Apr
16
comment Which is more colloquial for “I have a headache”?
@Szymon: Hi. I was taught that saying 頭が痛い sounds strange. If you explain to someone that you have a headache then, unless you are Dr Spock, the natural expression is 頭が痛いの(です)because that is how you explain (ie ~のです)and a full explanation needs to convey the pain to get taken seriously(?)
Apr
16
comment Particle に used with ~て頂いてありがとう
Explaining the context makes it much clearer: "(I'm glad that)" is not included in your revised sentence (お父さん〜いただいた)although it might be inferred. (You've also turned the viewpoint of the sentence around from the literal "I received" to Your father gave me" but I think you understand that.) If the speaker forcefully took the energy from the listener then I would say there is a sense of irony in what he actually says ("Thank you for for giving me..."). The sentence is grammatically correct and is not casual (eg いただく is not casual) but it is spoken & the words are chosen to fit the context.

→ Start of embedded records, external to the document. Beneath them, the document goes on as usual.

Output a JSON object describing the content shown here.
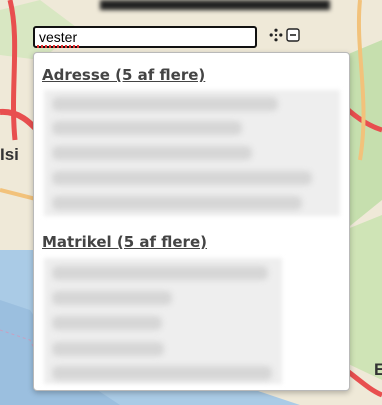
{
  "search": {
    "value": "vester"
  },
  "map": {
    "labels": {
      "left": "Isi",
      "right": "E"
    }
  },
  "results": {
    "adresse_title": "Adresse (5 af flere)",
    "matrikel_title": "Matrikel (5 af flere)",
    "adresse_count": 5,
    "matrikel_count": 5
  },
  "icons": {
    "move": "move-icon",
    "collapse": "collapse-icon"
  },
  "colors": {
    "map_base": "#efe9d8",
    "water": "#aacbe6",
    "green": "#c6dfae",
    "road_major": "#e84f4f",
    "road_secondary": "#f2c27b",
    "section_title": "#444444",
    "search_border": "#111111"
  }
}
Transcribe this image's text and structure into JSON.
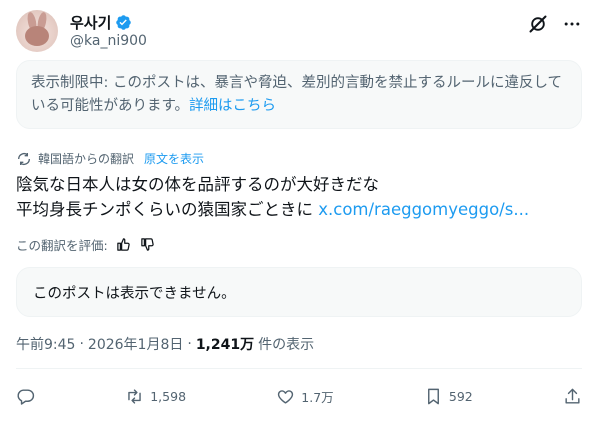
{
  "author": {
    "display_name": "우사기",
    "handle": "@ka_ni900"
  },
  "notice": {
    "text": "表示制限中: このポストは、暴言や脅迫、差別的言動を禁止するルールに違反している可能性があります。",
    "link": "詳細はこちら"
  },
  "translation": {
    "label": "韓国語からの翻訳",
    "show_original": "原文を表示"
  },
  "post": {
    "line1": "陰気な日本人は女の体を品評するのが大好きだな",
    "line2": "平均身長チンポくらいの猿国家ごときに",
    "url": "x.com/raeggomyeggo/s..."
  },
  "rate_translation": "この翻訳を評価:",
  "quoted": {
    "text": "このポストは表示できません。"
  },
  "meta": {
    "time": "午前9:45",
    "separator": "·",
    "date": "2026年1月8日",
    "views_count": "1,241万",
    "views_label": "件の表示"
  },
  "actions": {
    "reposts": "1,598",
    "likes": "1.7万",
    "bookmarks": "592"
  },
  "colors": {
    "accent": "#1d9bf0",
    "muted": "#536471",
    "text": "#0f1419",
    "panel": "#f7f9f9"
  },
  "icons": [
    "verified-badge-icon",
    "grok-icon",
    "more-icon",
    "translate-icon",
    "thumbs-up-icon",
    "thumbs-down-icon",
    "reply-icon",
    "repost-icon",
    "like-icon",
    "bookmark-icon",
    "share-icon"
  ]
}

Apr
15
comment Why 罪人=犯罪者のこと、not just 犯罪者?
Hmm. I still can't explain it. For example, 罪人:犯罪者= The guilty party: The criminal (or the person that committed the crime). Guilty: Responsible for the crime, "What the criminal is" (= 犯罪者のこと?)The nominalizer koto seems to fit with 罪 but not 罪人.
Apr
15
comment What is でれでれ (spoony)?
@kaji: Tx. So per your link, spoony and hence でれでれ is to be "enamored in a silly or sentimental way."(?)...IOW my original guess is correct?
Apr
15
comment Why 罪人=犯罪者のこと、not just 犯罪者?
Thank you. (Possibly I should have left out the example which I only included it to show the complete context in which this expression is used) My question is based on the logic that: 犯罪者= a person such as a 罪人. 犯罪者のこと= something relating to the 犯罪者, possibly 罪人のこと,but not 罪人. Why/what is koto doing here? The sentences seems to meant The guilty person is the guilty action? (Actually I appreciate it is bit more subtle than that but I can't work it out for myself and hence my question here.)
Apr
15
comment Why 罪人=犯罪者のこと、not just 犯罪者?
@Earthliŋ: That is kind of how I took it but why use it for 罪人 and not 真犯人? Is there a difference?
Apr
15
comment Why 罪人=犯罪者のこと、not just 犯罪者?
@Hanne: 犯罪者= a person such as a 罪人. 犯罪者のこと= something relating to the 犯罪者, possibly 罪人のこと,but not 罪人. (I understand the 例, I have just included it to show the complete context in which this expression is used.)
Apr
15
comment Why 罪人=犯罪者のこと、not just 犯罪者?
@ssb: The question was in the title but I have repeated it now in the text.